[Dataset rows for apps and sites]
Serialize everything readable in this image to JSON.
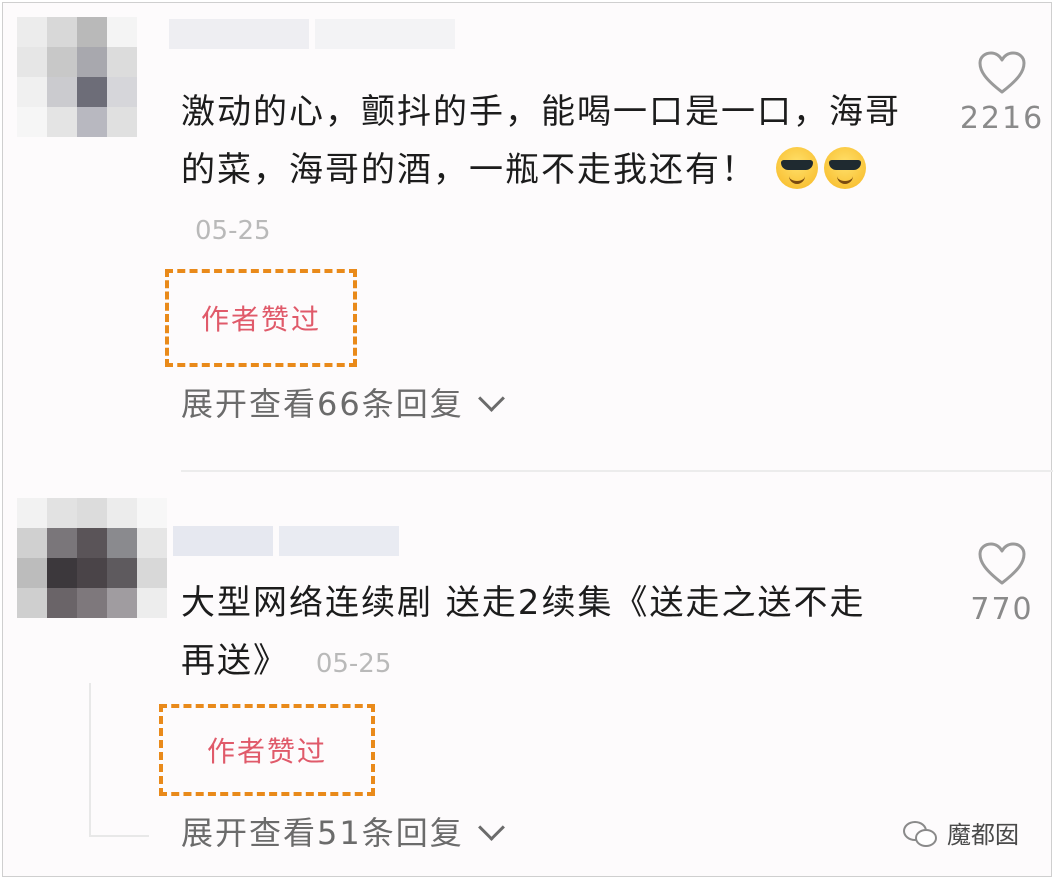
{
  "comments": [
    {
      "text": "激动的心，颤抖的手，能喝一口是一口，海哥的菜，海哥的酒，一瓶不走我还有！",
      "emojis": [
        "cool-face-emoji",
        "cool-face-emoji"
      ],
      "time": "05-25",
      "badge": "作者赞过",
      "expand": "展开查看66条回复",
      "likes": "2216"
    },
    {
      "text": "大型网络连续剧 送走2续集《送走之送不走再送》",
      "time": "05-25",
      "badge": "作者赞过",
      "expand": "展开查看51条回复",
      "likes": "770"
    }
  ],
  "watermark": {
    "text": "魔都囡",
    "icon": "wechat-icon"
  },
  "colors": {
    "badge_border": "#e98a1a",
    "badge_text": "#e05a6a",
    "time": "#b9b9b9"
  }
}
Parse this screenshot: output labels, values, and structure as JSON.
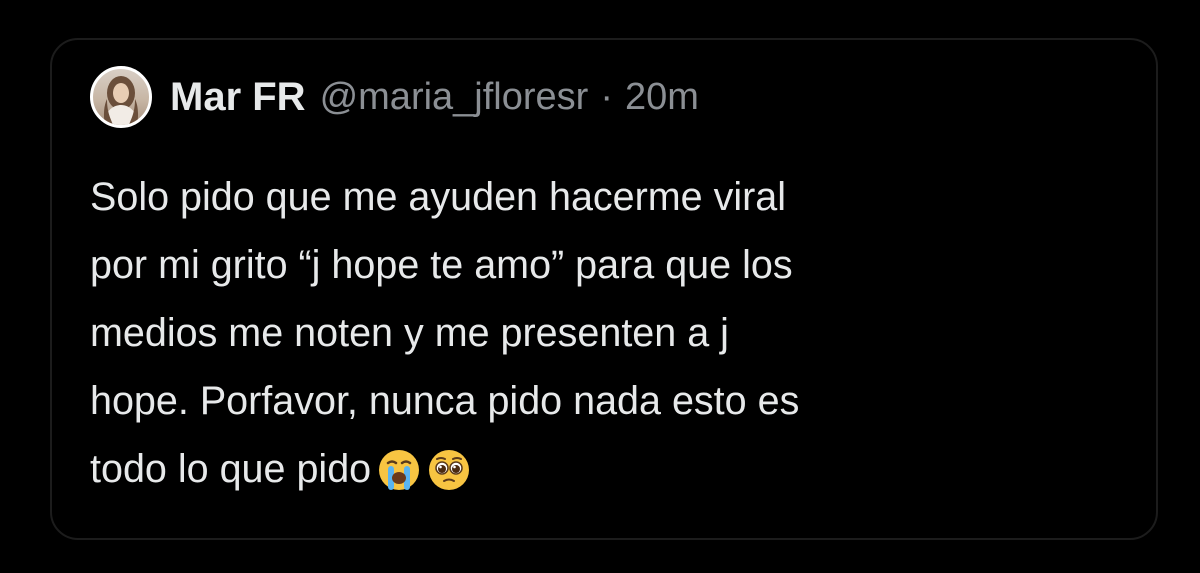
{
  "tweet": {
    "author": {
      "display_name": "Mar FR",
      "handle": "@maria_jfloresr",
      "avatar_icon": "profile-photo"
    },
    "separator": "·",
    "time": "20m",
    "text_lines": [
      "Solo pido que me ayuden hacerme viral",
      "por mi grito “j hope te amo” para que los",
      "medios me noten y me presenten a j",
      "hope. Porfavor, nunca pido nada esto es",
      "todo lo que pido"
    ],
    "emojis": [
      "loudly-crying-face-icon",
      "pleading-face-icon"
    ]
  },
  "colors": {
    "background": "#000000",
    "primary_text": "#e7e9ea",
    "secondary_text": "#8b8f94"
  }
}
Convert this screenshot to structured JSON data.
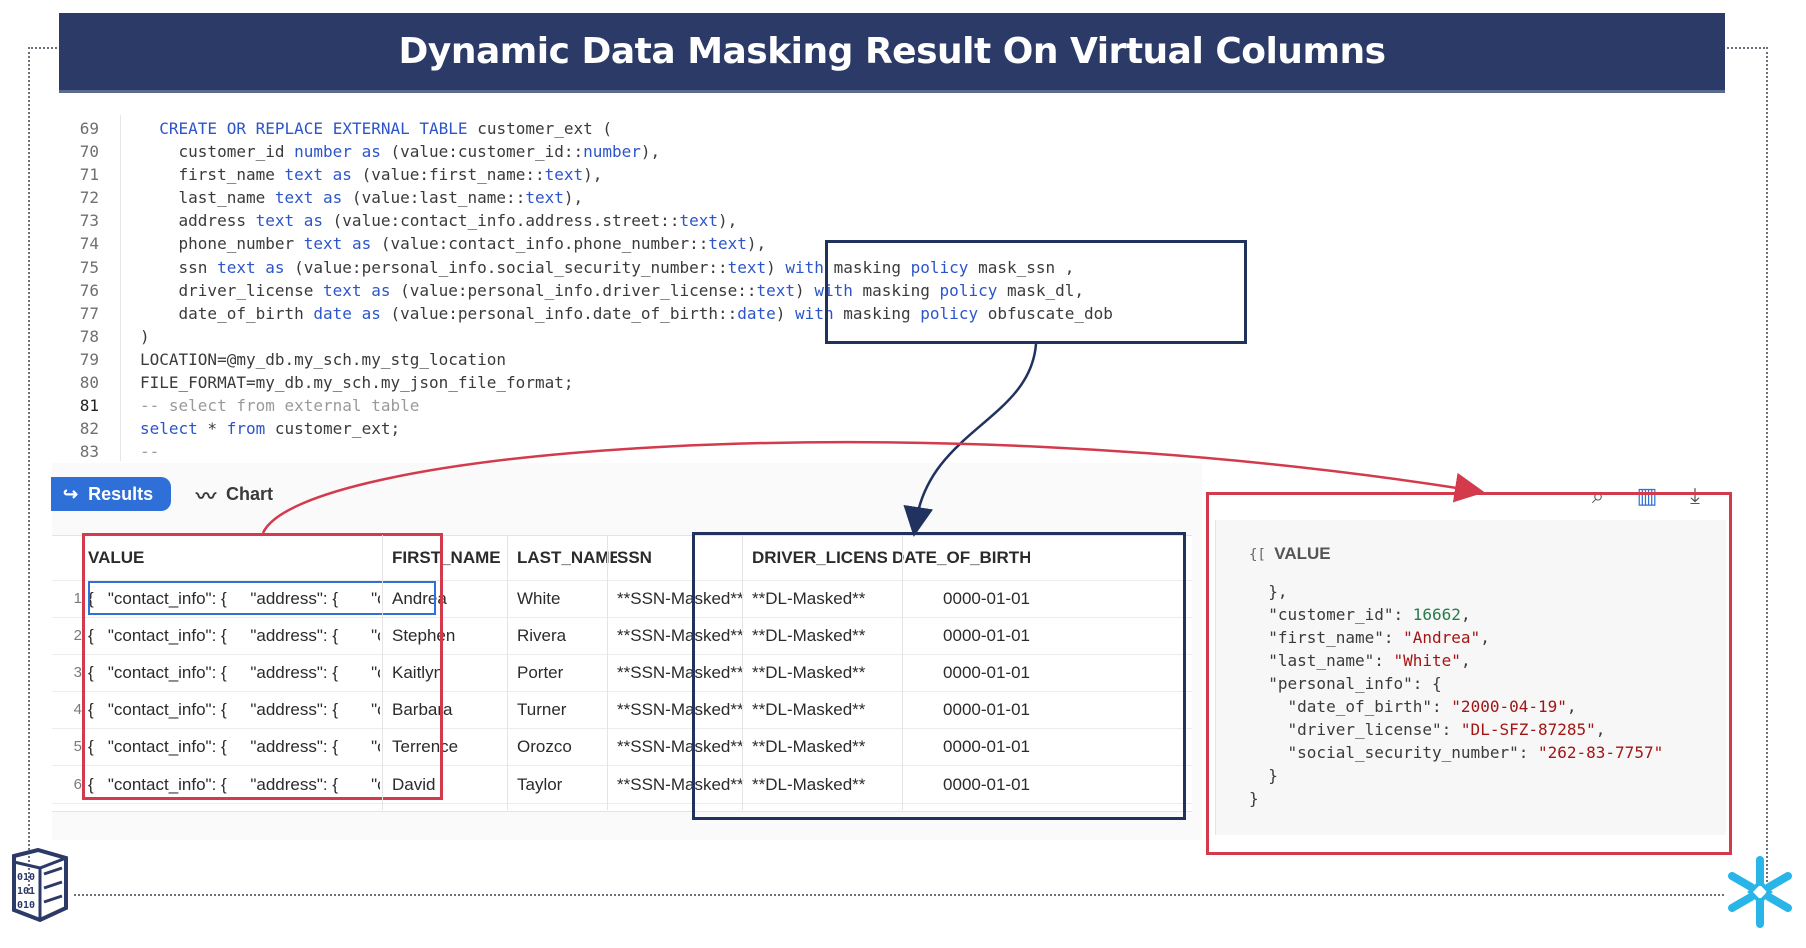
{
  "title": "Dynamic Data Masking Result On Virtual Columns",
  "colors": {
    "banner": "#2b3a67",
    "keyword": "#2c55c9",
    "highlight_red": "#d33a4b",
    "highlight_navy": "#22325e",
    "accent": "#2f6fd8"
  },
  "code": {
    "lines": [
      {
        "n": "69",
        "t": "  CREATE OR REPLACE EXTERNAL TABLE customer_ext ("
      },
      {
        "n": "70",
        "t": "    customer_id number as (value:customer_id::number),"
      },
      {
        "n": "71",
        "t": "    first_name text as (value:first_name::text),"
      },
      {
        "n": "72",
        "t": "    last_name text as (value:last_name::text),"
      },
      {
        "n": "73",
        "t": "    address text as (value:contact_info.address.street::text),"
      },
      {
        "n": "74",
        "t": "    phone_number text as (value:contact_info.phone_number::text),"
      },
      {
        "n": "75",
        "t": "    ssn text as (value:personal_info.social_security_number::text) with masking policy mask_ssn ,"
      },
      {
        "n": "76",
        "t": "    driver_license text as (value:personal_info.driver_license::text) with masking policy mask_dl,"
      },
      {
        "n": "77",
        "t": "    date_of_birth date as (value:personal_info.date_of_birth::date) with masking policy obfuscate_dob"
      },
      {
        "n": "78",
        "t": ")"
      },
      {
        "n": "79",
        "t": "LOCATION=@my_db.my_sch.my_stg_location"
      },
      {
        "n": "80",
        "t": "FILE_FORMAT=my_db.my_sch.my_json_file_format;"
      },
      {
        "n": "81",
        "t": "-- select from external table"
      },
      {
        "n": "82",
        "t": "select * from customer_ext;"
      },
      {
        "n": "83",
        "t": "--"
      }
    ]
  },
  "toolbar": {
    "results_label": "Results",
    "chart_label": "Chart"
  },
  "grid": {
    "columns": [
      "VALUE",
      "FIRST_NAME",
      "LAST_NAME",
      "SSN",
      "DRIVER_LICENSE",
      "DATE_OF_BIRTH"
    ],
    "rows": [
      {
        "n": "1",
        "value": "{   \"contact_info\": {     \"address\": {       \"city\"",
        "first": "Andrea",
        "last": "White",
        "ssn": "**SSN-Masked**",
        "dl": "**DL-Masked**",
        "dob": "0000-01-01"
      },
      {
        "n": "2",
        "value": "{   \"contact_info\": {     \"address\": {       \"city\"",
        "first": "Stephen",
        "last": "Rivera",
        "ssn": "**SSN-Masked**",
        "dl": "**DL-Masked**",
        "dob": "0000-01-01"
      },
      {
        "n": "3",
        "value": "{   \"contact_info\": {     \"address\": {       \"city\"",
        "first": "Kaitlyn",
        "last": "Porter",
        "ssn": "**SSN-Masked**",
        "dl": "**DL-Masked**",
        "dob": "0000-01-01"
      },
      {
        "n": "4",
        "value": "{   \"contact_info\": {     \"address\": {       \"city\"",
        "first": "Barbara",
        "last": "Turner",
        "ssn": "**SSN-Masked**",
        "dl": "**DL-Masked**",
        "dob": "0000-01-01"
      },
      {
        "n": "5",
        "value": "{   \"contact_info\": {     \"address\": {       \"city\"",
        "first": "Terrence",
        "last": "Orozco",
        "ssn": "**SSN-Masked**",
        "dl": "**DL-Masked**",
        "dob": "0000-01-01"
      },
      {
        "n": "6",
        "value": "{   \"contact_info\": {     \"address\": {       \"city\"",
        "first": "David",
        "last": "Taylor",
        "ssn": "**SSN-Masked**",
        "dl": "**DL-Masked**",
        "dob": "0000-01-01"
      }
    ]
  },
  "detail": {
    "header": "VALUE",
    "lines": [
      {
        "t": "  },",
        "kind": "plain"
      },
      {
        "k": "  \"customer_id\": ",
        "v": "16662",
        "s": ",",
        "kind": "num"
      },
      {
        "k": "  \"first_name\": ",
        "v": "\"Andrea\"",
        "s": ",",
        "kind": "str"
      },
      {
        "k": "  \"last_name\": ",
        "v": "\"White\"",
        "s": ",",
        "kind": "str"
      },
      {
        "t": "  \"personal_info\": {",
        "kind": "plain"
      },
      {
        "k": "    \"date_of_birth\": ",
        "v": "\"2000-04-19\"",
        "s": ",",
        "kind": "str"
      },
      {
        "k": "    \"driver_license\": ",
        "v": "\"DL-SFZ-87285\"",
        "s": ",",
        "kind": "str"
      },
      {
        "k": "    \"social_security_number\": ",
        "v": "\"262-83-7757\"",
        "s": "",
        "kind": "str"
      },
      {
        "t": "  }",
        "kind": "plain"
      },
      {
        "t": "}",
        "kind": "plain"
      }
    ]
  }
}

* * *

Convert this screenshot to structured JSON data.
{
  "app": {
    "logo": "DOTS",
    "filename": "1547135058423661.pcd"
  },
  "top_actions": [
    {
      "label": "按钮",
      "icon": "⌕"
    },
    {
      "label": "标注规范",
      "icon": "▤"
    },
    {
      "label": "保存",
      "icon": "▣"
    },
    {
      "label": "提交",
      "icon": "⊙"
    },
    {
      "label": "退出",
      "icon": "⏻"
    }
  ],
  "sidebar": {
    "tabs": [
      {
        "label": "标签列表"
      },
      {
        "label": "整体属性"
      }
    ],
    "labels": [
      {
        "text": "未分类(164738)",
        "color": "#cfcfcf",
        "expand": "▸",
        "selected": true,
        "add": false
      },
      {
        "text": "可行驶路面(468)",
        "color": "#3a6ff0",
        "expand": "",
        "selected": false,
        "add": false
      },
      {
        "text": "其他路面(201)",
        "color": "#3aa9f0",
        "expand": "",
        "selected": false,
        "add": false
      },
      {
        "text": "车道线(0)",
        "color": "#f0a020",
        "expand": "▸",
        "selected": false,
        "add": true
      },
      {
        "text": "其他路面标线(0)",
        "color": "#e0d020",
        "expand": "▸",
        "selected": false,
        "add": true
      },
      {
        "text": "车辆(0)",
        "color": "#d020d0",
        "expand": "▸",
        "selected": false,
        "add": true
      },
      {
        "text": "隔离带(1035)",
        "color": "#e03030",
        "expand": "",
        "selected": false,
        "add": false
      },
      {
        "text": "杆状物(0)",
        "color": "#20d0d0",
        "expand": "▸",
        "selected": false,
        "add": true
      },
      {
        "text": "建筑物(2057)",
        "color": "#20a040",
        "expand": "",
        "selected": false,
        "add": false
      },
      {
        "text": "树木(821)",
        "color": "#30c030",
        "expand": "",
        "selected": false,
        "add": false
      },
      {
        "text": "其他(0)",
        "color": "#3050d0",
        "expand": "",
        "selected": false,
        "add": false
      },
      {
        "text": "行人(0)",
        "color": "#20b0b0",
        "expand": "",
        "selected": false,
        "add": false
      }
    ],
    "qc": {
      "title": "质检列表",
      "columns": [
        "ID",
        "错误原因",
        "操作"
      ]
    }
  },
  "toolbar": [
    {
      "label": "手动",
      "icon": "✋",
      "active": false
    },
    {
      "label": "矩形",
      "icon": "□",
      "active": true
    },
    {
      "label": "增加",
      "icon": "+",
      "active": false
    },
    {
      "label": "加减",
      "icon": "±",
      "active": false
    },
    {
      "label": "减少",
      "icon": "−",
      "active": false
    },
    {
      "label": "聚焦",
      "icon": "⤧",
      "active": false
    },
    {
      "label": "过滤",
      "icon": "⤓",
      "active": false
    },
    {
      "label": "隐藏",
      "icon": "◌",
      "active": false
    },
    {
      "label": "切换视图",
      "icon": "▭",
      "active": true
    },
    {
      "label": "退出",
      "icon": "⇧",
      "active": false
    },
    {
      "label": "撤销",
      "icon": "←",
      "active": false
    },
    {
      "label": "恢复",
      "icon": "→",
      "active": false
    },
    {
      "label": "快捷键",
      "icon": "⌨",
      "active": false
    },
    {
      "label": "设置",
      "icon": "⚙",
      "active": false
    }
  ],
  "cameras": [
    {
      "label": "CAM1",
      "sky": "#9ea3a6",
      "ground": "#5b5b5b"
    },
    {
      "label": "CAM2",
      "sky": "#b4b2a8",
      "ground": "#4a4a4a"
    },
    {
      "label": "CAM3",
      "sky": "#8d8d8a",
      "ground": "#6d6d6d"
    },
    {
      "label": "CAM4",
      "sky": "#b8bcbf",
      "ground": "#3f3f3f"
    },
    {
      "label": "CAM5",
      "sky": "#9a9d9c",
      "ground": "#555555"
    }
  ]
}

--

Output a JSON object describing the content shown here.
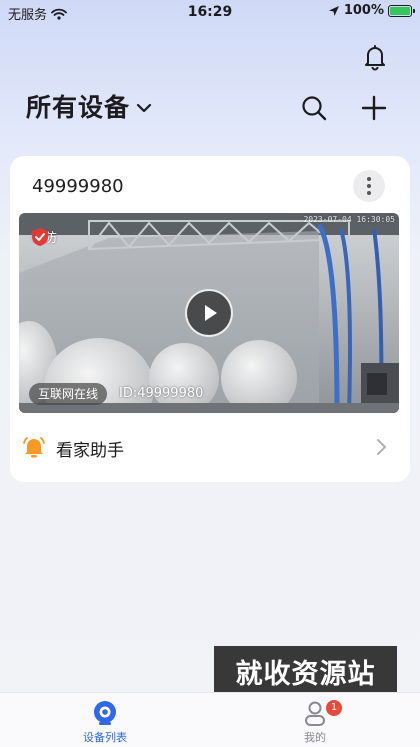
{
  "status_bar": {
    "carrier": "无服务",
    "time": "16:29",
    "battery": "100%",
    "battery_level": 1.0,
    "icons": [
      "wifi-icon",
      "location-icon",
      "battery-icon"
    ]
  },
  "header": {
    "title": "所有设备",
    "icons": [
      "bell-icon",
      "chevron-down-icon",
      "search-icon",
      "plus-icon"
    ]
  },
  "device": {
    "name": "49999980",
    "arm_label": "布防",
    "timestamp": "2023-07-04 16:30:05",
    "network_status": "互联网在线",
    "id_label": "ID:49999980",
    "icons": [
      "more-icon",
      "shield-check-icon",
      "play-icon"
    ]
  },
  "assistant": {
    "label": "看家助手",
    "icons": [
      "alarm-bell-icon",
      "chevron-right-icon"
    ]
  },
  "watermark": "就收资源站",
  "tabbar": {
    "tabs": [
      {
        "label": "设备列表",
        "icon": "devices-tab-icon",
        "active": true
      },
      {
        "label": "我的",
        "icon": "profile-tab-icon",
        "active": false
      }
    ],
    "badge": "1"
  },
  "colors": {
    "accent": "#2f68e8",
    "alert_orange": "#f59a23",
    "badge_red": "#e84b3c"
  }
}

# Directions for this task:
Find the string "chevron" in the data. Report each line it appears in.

# Response area:
      "chevron-down-icon",
      "chevron-right-icon"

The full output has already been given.